▸ ACTIVITY: The entries below should be output exactly as written.

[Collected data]
________________________________________
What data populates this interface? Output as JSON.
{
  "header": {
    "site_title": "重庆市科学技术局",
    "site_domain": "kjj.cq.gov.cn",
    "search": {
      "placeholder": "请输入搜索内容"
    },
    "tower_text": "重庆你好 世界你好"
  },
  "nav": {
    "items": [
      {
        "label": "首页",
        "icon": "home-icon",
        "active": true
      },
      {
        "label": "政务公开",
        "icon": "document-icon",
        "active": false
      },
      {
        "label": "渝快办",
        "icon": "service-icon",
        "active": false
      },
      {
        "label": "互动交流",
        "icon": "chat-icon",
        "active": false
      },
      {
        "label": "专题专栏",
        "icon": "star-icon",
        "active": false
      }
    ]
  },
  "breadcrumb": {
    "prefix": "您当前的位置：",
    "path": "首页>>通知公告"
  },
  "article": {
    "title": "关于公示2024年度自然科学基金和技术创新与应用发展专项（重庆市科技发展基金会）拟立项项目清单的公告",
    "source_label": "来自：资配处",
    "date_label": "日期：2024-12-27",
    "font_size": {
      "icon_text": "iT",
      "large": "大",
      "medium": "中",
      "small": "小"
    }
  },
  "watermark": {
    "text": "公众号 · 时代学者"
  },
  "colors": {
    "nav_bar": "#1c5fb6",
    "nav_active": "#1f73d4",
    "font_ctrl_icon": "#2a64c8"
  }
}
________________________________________
▸ WRITTEN SOLUTION:
What data populates this interface? Output as JSON.
{
  "header": {
    "site_title": "重庆市科学技术局",
    "site_domain": "kjj.cq.gov.cn",
    "search": {
      "placeholder": "请输入搜索内容"
    },
    "tower_text": "重庆你好 世界你好"
  },
  "nav": {
    "items": [
      {
        "label": "首页",
        "icon": "home-icon",
        "active": true
      },
      {
        "label": "政务公开",
        "icon": "document-icon",
        "active": false
      },
      {
        "label": "渝快办",
        "icon": "service-icon",
        "active": false
      },
      {
        "label": "互动交流",
        "icon": "chat-icon",
        "active": false
      },
      {
        "label": "专题专栏",
        "icon": "star-icon",
        "active": false
      }
    ]
  },
  "breadcrumb": {
    "prefix": "您当前的位置：",
    "path": "首页>>通知公告"
  },
  "article": {
    "title": "关于公示2024年度自然科学基金和技术创新与应用发展专项（重庆市科技发展基金会）拟立项项目清单的公告",
    "source_label": "来自：资配处",
    "date_label": "日期：2024-12-27",
    "font_size": {
      "icon_text": "iT",
      "large": "大",
      "medium": "中",
      "small": "小"
    }
  },
  "watermark": {
    "text": "公众号 · 时代学者"
  },
  "colors": {
    "nav_bar": "#1c5fb6",
    "nav_active": "#1f73d4",
    "font_ctrl_icon": "#2a64c8"
  }
}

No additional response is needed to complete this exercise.